top of page
  • Writer's pictureWellington Lambert

My well-fed fat face

Cotards syndrome. Read Bizarre by Mark Dingman, or if you have Kindle get a free sample. I love doing that, I mostly read free samples. I mostly read nonfiction, so can get a wee bite, and enjoy it. I have heard about people thinking they are dead and the study of them. The brain malfunction, the result. Some think they do not have any insides; they are empty. They are in a dream-like state, a belief that everyone is not real, a lack of familiarity. The doctors know the brain is damaged somewhere on the right side and the lack of familiarity is filled in with a “out of this world” narrative, or…let me out of this body, narrative.

I find it interesting to think that damage to the brain is seen as a final stop. I wonder if there is something in our brain that creates familiarity and belonging for the purpose of physical survival. Which makes sense as once disrupted it fucks the person up to the point of destruction. What if a lot of our wiring is solely for the purpose of remaining in this program of “real” life. When damaged the brain panics and cannot fathom being disconnected. Like being unplugged, running around with no current. The soul bumping within, thirsty for similarity and belonging. I guess without that we are just dead.
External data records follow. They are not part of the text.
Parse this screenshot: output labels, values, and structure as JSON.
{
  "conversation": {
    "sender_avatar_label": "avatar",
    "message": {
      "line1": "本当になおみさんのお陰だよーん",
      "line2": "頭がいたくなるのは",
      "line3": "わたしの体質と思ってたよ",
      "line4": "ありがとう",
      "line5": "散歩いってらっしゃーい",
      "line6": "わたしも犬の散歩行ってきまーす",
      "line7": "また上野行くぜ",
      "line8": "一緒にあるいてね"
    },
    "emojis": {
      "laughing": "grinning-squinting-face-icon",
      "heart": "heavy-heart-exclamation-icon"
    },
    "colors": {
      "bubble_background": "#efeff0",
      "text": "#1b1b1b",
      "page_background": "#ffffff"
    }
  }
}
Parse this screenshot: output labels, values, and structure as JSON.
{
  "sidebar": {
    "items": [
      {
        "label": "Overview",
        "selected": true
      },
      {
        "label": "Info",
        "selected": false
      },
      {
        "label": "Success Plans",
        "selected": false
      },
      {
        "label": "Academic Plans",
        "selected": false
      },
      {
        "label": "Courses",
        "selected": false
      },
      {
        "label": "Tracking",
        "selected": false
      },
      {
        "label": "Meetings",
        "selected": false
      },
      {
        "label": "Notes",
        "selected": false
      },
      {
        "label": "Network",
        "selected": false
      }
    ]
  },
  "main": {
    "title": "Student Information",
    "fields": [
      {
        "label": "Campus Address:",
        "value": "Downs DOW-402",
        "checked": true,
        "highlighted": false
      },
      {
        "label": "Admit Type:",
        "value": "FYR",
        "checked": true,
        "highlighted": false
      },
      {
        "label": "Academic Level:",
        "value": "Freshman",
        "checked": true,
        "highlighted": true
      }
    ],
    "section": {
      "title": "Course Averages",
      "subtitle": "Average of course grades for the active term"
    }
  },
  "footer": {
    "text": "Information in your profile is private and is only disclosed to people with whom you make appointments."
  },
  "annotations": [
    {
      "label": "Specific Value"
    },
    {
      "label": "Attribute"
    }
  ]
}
I think a lot of people without this syndrome feel dead, and that’s sad, but interesting.

32 views0 comments

Recent Posts

See All


bottom of page